## WHAT THE EXERCISE ASKS
Reproduce the lines below from the one that contains "Serialize everything readable" through the end, inclusive, and add nothing.

## RECORD EXTRACTS

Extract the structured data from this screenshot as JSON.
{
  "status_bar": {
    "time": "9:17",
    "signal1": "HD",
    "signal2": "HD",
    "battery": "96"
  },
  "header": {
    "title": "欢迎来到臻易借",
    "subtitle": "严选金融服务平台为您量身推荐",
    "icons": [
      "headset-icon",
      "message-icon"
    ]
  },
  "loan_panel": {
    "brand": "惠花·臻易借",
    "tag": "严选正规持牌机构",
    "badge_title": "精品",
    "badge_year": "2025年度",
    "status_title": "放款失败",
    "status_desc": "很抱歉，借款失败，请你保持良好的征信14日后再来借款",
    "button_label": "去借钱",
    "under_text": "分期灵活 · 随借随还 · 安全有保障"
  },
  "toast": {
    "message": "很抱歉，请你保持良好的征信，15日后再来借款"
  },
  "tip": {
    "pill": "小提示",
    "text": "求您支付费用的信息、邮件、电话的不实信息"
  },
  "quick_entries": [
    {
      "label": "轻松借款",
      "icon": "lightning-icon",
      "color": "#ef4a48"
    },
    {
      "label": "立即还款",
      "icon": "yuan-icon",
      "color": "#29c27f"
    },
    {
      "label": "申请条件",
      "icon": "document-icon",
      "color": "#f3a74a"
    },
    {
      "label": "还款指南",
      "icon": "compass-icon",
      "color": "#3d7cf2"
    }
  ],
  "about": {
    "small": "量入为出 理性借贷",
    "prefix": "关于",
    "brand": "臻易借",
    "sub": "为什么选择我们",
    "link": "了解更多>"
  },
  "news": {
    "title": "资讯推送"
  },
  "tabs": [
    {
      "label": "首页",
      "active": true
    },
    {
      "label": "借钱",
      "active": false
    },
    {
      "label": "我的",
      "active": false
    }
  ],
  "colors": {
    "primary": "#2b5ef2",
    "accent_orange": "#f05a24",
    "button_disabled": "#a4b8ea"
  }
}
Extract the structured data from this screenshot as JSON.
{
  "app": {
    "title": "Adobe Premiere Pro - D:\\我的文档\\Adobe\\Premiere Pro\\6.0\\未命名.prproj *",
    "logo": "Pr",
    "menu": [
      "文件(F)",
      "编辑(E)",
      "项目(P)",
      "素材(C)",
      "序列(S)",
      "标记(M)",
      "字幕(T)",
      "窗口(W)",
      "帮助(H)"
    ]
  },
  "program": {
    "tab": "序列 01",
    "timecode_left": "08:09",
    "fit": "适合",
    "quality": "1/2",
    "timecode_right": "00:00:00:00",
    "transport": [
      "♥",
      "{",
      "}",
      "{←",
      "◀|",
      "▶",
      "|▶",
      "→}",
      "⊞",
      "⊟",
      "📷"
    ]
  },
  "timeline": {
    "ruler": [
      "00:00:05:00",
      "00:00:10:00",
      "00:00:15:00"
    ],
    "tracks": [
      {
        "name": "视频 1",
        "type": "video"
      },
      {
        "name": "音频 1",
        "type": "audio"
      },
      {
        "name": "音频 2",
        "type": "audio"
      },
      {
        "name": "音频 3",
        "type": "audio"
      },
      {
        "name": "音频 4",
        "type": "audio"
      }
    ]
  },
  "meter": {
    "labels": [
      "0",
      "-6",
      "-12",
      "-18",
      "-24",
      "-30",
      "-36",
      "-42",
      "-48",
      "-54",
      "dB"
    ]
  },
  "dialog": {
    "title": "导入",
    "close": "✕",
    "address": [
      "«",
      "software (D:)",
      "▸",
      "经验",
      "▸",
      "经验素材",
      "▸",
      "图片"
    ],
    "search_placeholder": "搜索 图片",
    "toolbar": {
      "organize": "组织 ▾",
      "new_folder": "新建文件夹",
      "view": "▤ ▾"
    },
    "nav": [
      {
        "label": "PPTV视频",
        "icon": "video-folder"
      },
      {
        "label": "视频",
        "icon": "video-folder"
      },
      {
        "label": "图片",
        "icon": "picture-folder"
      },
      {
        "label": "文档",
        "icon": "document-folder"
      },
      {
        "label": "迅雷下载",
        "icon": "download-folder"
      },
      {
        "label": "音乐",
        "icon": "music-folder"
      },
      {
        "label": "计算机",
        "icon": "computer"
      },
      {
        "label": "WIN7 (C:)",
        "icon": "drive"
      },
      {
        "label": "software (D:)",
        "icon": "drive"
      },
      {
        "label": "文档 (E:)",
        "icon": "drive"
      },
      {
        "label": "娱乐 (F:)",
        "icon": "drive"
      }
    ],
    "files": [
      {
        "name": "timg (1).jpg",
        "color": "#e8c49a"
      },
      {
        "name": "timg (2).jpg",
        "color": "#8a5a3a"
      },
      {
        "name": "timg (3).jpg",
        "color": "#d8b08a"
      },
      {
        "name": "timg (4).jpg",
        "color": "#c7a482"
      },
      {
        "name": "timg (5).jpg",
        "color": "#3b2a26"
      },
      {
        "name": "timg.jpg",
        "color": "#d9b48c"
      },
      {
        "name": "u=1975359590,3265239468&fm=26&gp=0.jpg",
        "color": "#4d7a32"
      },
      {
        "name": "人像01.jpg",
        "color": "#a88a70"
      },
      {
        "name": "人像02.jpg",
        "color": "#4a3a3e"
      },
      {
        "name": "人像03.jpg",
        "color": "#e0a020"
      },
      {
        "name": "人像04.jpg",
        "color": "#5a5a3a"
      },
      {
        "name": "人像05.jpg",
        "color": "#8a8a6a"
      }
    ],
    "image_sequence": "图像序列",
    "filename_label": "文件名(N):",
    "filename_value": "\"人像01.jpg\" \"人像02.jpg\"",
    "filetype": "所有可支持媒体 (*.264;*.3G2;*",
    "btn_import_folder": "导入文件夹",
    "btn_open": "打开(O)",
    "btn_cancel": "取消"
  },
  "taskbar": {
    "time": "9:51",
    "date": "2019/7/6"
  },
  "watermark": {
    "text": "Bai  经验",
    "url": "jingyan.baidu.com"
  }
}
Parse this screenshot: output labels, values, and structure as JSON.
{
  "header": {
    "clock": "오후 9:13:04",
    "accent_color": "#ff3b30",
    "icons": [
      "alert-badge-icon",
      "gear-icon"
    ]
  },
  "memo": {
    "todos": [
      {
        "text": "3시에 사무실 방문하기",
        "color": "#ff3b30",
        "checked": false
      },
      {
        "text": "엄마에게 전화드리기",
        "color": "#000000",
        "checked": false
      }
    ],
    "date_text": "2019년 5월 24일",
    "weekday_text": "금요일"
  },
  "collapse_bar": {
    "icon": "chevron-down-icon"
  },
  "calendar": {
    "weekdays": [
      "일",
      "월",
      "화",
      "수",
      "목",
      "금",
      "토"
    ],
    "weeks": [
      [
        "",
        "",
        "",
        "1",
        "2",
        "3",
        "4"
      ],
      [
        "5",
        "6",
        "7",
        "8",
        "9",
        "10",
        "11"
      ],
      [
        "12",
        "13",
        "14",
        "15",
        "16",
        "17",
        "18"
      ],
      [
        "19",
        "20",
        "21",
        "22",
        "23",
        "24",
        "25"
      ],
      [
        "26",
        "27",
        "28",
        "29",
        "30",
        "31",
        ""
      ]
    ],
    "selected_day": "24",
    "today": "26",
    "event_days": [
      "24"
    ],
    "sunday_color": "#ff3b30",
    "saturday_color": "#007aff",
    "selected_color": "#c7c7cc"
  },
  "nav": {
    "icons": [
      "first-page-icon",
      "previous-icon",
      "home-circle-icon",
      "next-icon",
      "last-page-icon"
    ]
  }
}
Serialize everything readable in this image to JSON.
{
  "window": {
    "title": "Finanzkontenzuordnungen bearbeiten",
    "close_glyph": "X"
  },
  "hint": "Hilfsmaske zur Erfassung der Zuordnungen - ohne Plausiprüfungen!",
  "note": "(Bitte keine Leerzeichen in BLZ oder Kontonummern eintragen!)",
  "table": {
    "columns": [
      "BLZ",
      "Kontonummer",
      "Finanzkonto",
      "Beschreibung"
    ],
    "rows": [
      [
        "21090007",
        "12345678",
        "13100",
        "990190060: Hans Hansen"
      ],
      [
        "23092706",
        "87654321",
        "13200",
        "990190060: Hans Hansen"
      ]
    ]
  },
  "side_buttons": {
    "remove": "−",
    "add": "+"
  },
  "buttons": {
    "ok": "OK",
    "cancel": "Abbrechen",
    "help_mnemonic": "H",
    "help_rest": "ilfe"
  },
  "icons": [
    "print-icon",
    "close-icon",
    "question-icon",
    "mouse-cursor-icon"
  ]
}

## EXERCISE RESPONSE
Serialize everything readable in this image to JSON.
{
  "window": {
    "title": "Finanzkontenzuordnungen bearbeiten",
    "close_glyph": "X"
  },
  "hint": "Hilfsmaske zur Erfassung der Zuordnungen - ohne Plausiprüfungen!",
  "note": "(Bitte keine Leerzeichen in BLZ oder Kontonummern eintragen!)",
  "table": {
    "columns": [
      "BLZ",
      "Kontonummer",
      "Finanzkonto",
      "Beschreibung"
    ],
    "rows": [
      [
        "21090007",
        "12345678",
        "13100",
        "990190060: Hans Hansen"
      ],
      [
        "23092706",
        "87654321",
        "13200",
        "990190060: Hans Hansen"
      ]
    ]
  },
  "side_buttons": {
    "remove": "−",
    "add": "+"
  },
  "buttons": {
    "ok": "OK",
    "cancel": "Abbrechen",
    "help_mnemonic": "H",
    "help_rest": "ilfe"
  },
  "icons": [
    "print-icon",
    "close-icon",
    "question-icon",
    "mouse-cursor-icon"
  ]
}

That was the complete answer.